| DESCRIPTION OF THE TASK |
Which lines of the material contain the word "code"? Show each one.

━━━ DATASET EXTRACT ━━━

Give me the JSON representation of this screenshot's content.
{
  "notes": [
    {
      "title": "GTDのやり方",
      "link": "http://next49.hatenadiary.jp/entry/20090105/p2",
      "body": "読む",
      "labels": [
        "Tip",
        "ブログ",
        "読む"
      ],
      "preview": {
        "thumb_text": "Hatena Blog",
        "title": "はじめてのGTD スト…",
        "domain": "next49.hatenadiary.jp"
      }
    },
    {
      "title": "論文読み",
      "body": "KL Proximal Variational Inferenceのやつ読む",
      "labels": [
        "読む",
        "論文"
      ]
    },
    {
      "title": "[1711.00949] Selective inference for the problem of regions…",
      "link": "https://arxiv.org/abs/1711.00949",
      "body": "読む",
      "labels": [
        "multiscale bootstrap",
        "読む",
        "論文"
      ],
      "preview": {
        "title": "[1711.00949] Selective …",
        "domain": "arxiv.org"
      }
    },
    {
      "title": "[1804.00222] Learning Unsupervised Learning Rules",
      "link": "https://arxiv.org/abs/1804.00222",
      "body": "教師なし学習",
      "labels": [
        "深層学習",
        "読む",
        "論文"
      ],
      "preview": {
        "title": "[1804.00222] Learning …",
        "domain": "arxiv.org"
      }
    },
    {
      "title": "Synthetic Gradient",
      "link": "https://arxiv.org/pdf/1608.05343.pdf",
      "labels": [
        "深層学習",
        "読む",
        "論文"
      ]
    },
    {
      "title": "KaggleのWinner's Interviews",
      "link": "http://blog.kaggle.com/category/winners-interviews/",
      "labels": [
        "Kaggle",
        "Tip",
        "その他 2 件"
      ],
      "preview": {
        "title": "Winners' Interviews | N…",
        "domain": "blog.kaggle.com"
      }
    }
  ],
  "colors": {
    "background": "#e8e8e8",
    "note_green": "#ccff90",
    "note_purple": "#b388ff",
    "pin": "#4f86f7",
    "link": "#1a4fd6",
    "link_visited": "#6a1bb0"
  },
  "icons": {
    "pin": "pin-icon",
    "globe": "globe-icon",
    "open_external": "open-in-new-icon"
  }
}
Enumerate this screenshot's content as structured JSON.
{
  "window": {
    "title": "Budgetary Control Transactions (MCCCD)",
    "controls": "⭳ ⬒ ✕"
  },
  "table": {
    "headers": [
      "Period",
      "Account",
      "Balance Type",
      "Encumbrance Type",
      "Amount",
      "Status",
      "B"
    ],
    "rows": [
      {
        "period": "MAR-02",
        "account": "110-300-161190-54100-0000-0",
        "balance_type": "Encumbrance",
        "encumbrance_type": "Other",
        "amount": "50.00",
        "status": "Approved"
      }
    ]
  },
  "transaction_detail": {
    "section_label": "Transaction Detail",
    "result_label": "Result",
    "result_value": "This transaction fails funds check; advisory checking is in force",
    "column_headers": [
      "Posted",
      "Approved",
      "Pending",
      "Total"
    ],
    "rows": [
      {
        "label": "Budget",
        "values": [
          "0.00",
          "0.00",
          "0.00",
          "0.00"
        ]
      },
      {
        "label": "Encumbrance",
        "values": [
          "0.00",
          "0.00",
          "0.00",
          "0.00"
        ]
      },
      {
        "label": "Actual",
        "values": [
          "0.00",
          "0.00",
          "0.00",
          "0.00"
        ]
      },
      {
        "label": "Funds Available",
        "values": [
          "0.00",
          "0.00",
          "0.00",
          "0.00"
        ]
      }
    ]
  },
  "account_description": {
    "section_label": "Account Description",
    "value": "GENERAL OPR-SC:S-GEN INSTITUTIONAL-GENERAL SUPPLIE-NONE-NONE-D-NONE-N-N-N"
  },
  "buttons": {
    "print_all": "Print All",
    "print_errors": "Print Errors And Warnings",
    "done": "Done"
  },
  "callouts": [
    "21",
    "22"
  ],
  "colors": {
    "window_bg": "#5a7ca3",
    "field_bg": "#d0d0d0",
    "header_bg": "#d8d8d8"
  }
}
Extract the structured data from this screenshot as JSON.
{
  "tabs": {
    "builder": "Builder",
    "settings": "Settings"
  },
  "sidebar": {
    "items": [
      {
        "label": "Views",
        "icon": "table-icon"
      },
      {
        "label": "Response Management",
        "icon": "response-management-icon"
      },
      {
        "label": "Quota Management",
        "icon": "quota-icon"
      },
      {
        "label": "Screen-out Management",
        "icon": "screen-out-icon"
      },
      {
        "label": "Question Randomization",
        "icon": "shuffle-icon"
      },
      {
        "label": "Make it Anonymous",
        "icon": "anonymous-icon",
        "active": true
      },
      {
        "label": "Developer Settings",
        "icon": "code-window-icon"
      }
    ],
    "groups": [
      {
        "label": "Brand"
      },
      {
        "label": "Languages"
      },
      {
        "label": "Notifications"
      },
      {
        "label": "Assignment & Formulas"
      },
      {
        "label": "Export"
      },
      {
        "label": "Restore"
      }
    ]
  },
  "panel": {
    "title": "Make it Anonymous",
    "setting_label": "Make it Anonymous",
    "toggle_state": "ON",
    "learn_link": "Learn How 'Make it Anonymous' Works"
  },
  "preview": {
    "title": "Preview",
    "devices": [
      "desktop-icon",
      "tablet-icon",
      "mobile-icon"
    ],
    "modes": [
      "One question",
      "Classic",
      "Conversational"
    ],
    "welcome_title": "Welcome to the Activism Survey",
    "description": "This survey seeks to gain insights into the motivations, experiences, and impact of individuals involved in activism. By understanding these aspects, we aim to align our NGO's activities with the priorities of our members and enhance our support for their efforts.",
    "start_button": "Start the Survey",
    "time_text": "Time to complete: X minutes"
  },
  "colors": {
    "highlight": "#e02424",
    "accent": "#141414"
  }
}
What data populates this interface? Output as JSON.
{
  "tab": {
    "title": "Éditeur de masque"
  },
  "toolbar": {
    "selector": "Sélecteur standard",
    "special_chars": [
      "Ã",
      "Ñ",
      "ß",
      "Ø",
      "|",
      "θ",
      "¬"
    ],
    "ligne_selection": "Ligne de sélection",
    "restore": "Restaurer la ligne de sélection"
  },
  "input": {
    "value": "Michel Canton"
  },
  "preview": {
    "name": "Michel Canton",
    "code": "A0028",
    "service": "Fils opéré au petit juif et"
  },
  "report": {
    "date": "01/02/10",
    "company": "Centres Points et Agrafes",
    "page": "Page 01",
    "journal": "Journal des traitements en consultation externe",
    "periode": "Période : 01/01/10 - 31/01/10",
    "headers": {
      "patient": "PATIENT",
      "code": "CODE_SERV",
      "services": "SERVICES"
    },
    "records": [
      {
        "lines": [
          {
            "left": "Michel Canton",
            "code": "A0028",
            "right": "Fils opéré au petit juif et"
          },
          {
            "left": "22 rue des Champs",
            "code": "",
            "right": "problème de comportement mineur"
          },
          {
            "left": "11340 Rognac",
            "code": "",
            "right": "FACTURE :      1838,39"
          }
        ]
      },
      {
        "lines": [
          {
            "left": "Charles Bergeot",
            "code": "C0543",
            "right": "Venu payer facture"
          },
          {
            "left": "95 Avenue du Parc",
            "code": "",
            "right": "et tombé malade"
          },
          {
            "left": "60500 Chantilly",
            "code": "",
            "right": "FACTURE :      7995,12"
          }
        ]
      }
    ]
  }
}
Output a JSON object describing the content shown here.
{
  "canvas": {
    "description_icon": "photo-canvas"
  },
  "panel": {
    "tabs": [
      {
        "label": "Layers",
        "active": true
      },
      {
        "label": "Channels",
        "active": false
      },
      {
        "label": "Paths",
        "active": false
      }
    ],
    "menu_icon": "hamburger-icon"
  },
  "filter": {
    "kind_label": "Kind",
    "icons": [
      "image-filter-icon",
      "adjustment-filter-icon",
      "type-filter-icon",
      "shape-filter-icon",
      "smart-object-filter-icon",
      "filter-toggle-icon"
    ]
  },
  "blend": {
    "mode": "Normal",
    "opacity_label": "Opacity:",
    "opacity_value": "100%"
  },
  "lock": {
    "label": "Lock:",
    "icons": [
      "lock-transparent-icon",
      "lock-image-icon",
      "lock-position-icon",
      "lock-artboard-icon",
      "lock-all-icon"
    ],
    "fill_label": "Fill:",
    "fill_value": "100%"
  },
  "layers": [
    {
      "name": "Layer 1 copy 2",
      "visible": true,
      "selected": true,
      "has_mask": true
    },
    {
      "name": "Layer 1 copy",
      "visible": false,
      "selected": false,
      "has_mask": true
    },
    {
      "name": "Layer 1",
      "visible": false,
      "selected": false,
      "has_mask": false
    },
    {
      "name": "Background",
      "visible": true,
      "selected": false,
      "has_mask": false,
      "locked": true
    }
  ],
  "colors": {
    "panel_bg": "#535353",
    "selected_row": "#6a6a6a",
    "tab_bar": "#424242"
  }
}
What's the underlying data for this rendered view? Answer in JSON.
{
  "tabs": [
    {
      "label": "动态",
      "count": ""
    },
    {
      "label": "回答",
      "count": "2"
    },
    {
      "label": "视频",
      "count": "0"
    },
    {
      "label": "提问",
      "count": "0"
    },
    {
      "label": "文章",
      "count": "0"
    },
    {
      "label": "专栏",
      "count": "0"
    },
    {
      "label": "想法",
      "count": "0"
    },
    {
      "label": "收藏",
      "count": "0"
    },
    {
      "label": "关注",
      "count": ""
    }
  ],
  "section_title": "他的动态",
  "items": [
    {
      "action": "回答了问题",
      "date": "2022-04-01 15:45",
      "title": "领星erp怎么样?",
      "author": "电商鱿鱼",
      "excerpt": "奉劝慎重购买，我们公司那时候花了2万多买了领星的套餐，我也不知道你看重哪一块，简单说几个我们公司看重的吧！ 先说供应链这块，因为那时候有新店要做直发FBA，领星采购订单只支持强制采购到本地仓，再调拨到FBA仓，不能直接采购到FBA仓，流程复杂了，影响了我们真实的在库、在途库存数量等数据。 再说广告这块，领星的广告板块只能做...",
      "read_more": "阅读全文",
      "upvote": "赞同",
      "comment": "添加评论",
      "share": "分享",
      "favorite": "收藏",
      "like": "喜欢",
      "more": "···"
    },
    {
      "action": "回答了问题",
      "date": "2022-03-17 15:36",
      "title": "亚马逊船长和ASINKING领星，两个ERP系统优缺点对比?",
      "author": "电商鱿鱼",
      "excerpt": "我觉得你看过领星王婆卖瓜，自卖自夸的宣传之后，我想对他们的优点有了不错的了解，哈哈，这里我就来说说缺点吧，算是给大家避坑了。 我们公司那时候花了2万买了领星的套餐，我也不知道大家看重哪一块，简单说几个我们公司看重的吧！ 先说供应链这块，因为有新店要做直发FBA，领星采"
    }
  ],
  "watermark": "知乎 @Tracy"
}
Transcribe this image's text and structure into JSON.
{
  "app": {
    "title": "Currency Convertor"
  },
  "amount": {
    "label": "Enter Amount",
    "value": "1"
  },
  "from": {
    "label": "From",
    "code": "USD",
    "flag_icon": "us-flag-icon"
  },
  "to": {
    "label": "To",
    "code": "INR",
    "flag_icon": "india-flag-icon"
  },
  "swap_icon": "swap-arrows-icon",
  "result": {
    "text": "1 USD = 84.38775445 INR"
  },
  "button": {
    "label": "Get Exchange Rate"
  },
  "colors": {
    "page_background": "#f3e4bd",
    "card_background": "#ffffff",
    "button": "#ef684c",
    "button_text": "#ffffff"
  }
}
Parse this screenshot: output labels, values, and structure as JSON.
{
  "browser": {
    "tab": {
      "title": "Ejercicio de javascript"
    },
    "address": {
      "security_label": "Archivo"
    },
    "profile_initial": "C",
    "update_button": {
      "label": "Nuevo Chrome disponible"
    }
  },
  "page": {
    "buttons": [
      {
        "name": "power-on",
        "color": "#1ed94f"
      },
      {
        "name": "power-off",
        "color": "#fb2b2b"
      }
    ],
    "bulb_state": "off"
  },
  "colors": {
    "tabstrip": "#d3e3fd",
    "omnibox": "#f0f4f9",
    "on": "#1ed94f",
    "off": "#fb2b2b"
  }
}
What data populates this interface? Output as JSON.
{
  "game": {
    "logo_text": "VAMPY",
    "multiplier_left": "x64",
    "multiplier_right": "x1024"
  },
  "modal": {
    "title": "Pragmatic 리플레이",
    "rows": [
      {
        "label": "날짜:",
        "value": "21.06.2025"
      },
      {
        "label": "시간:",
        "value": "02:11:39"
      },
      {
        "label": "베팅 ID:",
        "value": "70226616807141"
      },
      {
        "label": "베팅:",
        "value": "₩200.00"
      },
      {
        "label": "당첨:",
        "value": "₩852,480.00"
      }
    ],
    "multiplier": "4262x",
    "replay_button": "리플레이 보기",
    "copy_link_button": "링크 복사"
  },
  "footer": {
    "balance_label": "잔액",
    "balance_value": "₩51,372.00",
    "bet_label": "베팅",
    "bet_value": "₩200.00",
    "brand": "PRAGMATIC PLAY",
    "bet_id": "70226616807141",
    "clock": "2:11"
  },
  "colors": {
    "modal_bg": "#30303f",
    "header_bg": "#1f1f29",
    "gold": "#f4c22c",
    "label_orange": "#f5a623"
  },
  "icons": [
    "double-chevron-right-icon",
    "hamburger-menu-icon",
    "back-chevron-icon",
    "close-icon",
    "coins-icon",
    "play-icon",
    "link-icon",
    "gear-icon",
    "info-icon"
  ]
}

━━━

| OUTPUT OF THE EXERCISE |
        "icon": "code-window-icon"
    "code": "A0028",
      "code": "CODE_SERV",
            "code": "A0028",
            "code": "",
            "code": "",
            "code": "C0543",
            "code": "",
            "code": "",
    "code": "USD",
    "code": "INR",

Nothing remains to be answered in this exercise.